And, I already admitted to being prejudiced ... and I don't know this administrator personally, but I do know what his boss is doing to my daughter, and I also know that for an administrative staff that generally runs four slots per year ... they've had four for whom I've had respect. ! left early for health reasons; one left because he was reasonable; and two were primary witnesses in getting me fired ... and I still respect them. But-- I don't respect how they treated other teachers (including our beloved blogmaster) And I find it easy to believe that there is a tendency to assign autoritarians s-holes to this school. And those authoritarians? My reasons for losing my job are personal and private ... but throughout the entire process they were good to me, because I was still doing my job. Well. What I don't respect is ... lashing out against teachers or students arbitrarily. I don't even know what class this student was in where the problematic essay showed up ... because no one will say. But unless she leveled a direct threat at someone or incited riot? Any action against her is unwarranted. And, put in the same position? I would have confronted the VP in any way I needed to, and if I had not initiated physical contact, I would fight back with anything I had. But... we don't know how that went down, because no one's saying what the girl wrote, what she did, or what the VP did. Therefore, your opinion is exactly as unsubstantiated as mine is. The difference is -- based on my time working at that school? I tend to believe the girl. I could be incredibly wrong... but, I don't thick I am.

Darren said...

You are. In fact, I don't know who's telling you this stuff, but your "facts" couldn't be more wrong. Seriously, honestly, truly, your "facts" could not be more wrong. You have the assignment wrong. You have the location wrong. You have the sequence of events wrong. You have the events themselves wrong. I've pointed out in previous comments how you have the law wrong.

In other words, max, your "facts" couldn't be more wrong.

maxutils said...
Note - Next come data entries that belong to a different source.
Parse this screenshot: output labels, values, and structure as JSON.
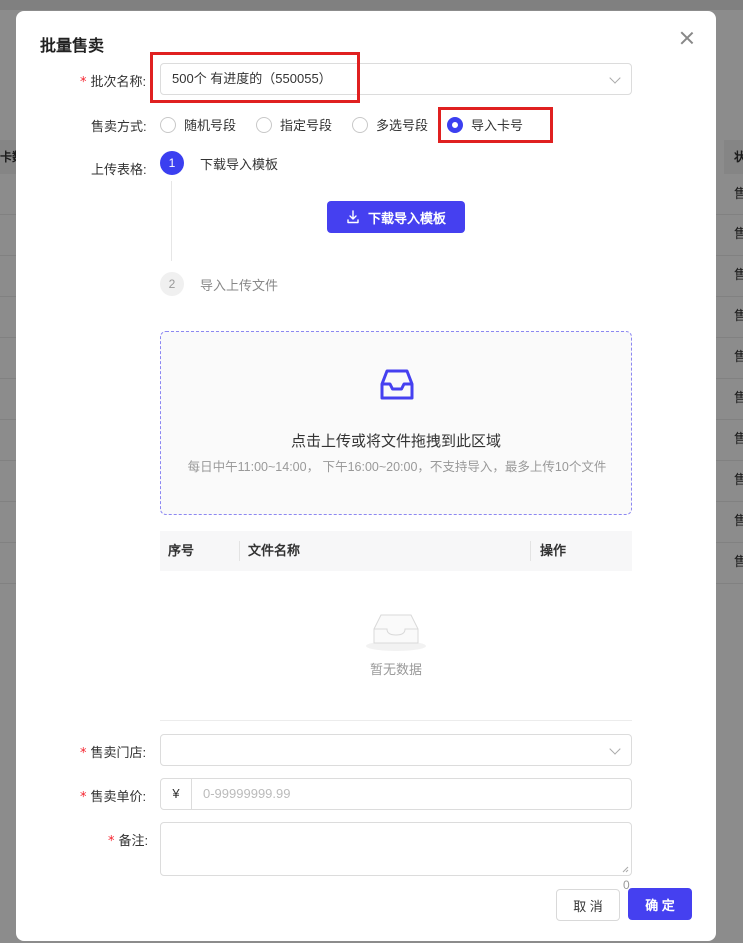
{
  "background": {
    "left_header_text": "卡数",
    "right_header_text": "状",
    "right_cells": [
      "售",
      "售",
      "售",
      "售",
      "售",
      "售",
      "售",
      "售",
      "售",
      "售"
    ]
  },
  "modal": {
    "title": "批量售卖",
    "batch_label": "批次名称",
    "batch_value": "500个 有进度的（550055）",
    "sale_method_label": "售卖方式",
    "sale_methods": [
      {
        "label": "随机号段",
        "checked": false
      },
      {
        "label": "指定号段",
        "checked": false
      },
      {
        "label": "多选号段",
        "checked": false
      },
      {
        "label": "导入卡号",
        "checked": true
      }
    ],
    "upload_table_label": "上传表格",
    "steps": [
      {
        "num": "1",
        "title": "下载导入模板",
        "state": "active"
      },
      {
        "num": "2",
        "title": "导入上传文件",
        "state": "idle"
      }
    ],
    "download_button_label": "下载导入模板",
    "upload": {
      "main_text": "点击上传或将文件拖拽到此区域",
      "hint_text": "每日中午11:00~14:00， 下午16:00~20:00，不支持导入，最多上传10个文件"
    },
    "file_table": {
      "columns": [
        "序号",
        "文件名称",
        "操作"
      ],
      "empty_text": "暂无数据"
    },
    "store_label": "售卖门店",
    "store_value": "",
    "price_label": "售卖单价",
    "price_prefix": "¥",
    "price_placeholder": "0-99999999.99",
    "remark_label": "备注",
    "remark_counter": "0",
    "cancel_label": "取 消",
    "confirm_label": "确 定",
    "label_colon": ":",
    "accent_color": "#4540f0",
    "highlight_color": "#e02020"
  }
}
Okay, fine. My guess is that you have not read the paper in question, but I don't have the class wrong because I haven't mentioned it, because I don't know it. I'm guessing, too, that you did not witness the events in question (if I'm wrong about that …well, then I have to accept it) but if you didn't? Then you're basing your opinion on the same sort of second hand information than I am -- you're just believing a different faculty member.